_WORK TASK_
Output only the entries, exactly as given, without the pictures.

SUPPLIED DATA below:

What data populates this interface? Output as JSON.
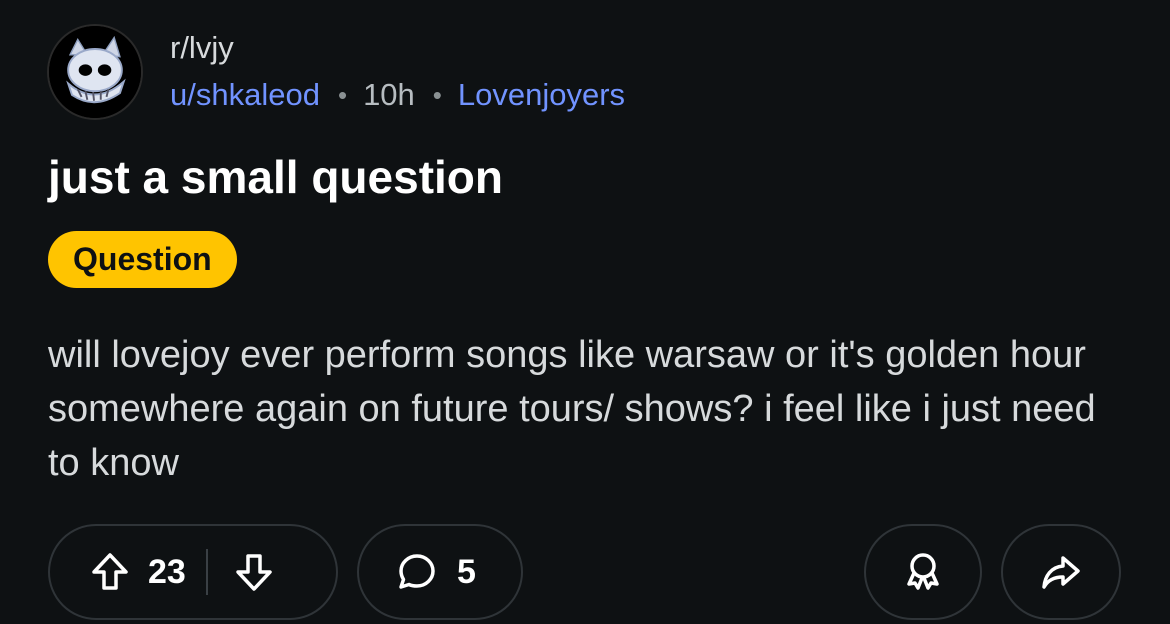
{
  "post": {
    "subreddit": "r/lvjy",
    "author": "u/shkaleod",
    "separator": "•",
    "time": "10h",
    "user_flair": "Lovenjoyers",
    "title": "just a small question",
    "post_flair": "Question",
    "body": "will lovejoy ever perform songs like warsaw or it's golden hour somewhere again on future tours/ shows? i feel like i just need to know"
  },
  "actions": {
    "upvote_icon": "arrow-up-icon",
    "vote_count": "23",
    "downvote_icon": "arrow-down-icon",
    "comment_icon": "speech-bubble-icon",
    "comment_count": "5",
    "award_icon": "award-ribbon-icon",
    "share_icon": "share-arrow-icon"
  },
  "colors": {
    "background": "#0e1113",
    "link_blue": "#7193ff",
    "flair_yellow": "#ffc400",
    "pill_border": "#2f3438"
  }
}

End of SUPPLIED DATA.

_RESPONSE_
What data populates this interface? Output as JSON.
{
  "post": {
    "subreddit": "r/lvjy",
    "author": "u/shkaleod",
    "separator": "•",
    "time": "10h",
    "user_flair": "Lovenjoyers",
    "title": "just a small question",
    "post_flair": "Question",
    "body": "will lovejoy ever perform songs like warsaw or it's golden hour somewhere again on future tours/ shows? i feel like i just need to know"
  },
  "actions": {
    "upvote_icon": "arrow-up-icon",
    "vote_count": "23",
    "downvote_icon": "arrow-down-icon",
    "comment_icon": "speech-bubble-icon",
    "comment_count": "5",
    "award_icon": "award-ribbon-icon",
    "share_icon": "share-arrow-icon"
  },
  "colors": {
    "background": "#0e1113",
    "link_blue": "#7193ff",
    "flair_yellow": "#ffc400",
    "pill_border": "#2f3438"
  }
}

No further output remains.